:: Records ::

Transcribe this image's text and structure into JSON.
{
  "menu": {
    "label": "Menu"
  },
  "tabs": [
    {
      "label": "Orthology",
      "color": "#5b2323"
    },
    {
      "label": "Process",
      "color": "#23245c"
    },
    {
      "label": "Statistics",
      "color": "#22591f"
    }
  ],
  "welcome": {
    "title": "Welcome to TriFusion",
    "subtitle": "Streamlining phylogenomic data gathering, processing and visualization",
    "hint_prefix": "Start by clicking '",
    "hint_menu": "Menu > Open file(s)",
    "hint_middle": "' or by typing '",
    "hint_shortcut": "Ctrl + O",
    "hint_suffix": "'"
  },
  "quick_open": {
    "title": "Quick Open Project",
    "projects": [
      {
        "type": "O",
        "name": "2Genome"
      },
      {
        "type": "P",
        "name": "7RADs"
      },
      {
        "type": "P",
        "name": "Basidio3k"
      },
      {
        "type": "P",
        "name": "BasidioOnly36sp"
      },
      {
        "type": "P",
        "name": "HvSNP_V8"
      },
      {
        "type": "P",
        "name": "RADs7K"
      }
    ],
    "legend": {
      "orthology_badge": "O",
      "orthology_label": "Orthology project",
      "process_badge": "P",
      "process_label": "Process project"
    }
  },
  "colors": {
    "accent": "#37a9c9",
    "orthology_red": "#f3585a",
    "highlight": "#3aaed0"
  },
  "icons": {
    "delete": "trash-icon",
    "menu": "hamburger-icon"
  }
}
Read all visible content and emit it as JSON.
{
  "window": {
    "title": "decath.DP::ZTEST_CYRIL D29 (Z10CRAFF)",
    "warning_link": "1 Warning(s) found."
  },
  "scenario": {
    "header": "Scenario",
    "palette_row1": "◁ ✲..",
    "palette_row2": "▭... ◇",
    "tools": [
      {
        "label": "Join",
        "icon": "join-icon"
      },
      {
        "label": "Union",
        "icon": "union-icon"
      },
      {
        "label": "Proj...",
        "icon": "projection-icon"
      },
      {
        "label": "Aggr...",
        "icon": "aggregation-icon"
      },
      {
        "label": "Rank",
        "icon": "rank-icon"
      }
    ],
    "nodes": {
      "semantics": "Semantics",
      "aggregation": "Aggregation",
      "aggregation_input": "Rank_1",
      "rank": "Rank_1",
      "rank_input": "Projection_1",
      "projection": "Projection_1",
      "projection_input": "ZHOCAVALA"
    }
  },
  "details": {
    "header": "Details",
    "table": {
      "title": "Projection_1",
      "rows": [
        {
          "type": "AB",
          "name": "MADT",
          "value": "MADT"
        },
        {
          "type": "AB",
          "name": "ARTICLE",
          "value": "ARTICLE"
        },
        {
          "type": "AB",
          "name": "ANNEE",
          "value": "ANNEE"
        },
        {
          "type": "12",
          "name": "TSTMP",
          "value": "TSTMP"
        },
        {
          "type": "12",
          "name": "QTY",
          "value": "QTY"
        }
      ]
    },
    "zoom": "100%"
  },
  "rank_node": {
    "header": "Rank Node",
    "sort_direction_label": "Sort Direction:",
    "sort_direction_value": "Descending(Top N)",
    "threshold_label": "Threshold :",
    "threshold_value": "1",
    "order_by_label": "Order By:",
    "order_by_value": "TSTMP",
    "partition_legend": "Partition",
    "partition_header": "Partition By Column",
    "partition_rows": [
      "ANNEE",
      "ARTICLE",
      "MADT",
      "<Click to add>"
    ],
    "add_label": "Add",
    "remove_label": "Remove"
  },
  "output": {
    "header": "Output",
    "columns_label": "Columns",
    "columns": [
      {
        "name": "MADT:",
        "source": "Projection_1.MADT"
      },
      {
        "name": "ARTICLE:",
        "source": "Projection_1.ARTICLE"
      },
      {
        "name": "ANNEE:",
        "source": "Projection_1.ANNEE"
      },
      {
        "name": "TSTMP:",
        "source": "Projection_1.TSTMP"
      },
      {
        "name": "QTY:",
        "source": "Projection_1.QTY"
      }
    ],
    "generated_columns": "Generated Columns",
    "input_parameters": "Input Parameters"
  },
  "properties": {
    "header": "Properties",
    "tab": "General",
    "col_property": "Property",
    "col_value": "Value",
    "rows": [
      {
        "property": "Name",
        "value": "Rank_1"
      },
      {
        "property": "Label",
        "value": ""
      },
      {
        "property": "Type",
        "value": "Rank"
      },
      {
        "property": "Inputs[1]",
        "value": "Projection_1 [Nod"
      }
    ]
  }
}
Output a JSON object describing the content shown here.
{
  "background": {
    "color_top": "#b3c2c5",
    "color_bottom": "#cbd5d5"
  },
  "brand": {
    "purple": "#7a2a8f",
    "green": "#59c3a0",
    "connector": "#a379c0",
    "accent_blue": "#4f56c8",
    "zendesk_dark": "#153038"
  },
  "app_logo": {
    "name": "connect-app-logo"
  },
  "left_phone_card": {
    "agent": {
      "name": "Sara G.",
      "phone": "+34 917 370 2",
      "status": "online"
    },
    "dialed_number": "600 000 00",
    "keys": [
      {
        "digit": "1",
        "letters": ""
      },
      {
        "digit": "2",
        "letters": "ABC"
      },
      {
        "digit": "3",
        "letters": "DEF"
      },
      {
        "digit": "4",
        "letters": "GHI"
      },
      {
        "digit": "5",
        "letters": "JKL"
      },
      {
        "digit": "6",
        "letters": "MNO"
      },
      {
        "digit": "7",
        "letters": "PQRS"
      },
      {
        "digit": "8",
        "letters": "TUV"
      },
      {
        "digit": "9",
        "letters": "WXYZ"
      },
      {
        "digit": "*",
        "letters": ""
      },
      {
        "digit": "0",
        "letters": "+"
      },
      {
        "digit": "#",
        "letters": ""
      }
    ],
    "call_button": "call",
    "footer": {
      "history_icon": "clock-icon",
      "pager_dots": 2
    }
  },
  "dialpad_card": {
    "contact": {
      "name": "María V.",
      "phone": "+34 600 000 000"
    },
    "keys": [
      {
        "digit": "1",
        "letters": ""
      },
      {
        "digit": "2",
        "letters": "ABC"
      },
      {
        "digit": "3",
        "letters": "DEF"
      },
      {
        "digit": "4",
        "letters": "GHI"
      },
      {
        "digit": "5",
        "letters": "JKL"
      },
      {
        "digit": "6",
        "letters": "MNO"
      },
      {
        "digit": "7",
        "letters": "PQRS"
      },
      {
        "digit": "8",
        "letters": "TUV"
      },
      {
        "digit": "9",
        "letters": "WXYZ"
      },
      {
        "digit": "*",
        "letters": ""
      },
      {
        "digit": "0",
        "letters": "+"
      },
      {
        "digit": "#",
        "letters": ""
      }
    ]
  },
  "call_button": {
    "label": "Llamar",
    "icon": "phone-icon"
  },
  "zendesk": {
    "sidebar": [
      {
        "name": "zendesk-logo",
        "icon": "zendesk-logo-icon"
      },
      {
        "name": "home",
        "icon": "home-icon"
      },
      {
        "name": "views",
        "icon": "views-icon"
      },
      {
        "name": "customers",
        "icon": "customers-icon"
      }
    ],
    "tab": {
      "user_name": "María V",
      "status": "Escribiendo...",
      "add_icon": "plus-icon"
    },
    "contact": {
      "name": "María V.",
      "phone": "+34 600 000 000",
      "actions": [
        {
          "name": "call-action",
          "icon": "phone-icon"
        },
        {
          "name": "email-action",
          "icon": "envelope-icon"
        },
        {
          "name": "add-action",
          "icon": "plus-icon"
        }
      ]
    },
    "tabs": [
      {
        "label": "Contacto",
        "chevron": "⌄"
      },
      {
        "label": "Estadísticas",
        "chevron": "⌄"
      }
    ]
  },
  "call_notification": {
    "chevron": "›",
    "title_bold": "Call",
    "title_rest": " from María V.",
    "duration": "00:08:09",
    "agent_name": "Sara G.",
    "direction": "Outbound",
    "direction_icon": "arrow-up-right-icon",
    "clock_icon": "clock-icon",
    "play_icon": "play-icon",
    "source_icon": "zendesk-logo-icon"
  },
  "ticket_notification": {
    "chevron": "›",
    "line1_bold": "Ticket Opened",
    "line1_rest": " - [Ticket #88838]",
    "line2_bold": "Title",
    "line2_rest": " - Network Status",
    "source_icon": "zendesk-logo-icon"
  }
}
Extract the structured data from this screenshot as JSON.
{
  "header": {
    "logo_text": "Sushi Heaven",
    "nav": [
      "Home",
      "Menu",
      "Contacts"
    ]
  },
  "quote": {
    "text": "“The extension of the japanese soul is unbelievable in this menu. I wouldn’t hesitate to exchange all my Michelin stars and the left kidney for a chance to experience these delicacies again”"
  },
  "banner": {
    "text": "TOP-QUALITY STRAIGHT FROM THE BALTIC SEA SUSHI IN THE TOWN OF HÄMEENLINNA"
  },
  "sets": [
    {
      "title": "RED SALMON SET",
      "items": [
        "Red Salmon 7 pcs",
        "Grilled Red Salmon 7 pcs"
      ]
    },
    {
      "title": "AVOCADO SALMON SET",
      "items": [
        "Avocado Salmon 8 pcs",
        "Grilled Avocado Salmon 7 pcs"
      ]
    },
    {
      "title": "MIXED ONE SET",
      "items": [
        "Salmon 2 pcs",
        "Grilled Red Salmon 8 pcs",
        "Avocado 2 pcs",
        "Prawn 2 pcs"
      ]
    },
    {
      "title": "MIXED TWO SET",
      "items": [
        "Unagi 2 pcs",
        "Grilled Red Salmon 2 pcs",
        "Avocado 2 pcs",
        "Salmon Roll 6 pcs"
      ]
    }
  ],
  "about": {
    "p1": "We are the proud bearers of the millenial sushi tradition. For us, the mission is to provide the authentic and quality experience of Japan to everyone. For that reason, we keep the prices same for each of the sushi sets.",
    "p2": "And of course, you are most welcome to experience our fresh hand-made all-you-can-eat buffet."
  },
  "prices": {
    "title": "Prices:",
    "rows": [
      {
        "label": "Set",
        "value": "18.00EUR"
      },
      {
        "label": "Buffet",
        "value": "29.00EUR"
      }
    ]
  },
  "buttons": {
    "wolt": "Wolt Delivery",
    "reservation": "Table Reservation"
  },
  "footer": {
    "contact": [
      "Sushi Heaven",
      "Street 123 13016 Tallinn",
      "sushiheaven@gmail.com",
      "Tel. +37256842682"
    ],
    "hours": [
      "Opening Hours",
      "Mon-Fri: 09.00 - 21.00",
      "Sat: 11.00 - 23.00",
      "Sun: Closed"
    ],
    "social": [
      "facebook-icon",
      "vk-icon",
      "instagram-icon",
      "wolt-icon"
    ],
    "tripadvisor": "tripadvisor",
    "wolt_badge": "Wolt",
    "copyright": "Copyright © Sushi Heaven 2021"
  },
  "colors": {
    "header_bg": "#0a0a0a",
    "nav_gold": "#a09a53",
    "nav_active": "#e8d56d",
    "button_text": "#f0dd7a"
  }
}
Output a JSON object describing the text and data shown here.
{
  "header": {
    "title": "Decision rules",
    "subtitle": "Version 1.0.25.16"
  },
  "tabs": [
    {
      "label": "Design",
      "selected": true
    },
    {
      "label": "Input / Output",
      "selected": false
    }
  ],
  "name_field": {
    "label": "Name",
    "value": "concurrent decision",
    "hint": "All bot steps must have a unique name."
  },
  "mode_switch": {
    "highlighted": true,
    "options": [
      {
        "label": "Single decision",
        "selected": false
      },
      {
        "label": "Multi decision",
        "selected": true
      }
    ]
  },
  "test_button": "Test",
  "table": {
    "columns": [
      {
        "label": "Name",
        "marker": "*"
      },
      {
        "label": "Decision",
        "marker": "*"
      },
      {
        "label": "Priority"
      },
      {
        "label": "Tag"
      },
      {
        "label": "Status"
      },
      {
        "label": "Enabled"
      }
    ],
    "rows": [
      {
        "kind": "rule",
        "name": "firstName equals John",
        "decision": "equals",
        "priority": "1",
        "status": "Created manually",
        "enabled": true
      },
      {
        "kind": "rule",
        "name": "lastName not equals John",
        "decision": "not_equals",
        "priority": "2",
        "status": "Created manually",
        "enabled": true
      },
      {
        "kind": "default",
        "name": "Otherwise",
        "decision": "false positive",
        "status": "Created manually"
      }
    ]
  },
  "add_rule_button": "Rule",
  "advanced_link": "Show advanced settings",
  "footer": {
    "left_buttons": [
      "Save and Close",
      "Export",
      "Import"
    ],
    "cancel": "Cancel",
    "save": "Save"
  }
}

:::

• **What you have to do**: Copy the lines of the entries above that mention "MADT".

• **Solution**:
          "name": "MADT",
          "value": "MADT"
      "MADT",
        "name": "MADT:",
        "source": "Projection_1.MADT"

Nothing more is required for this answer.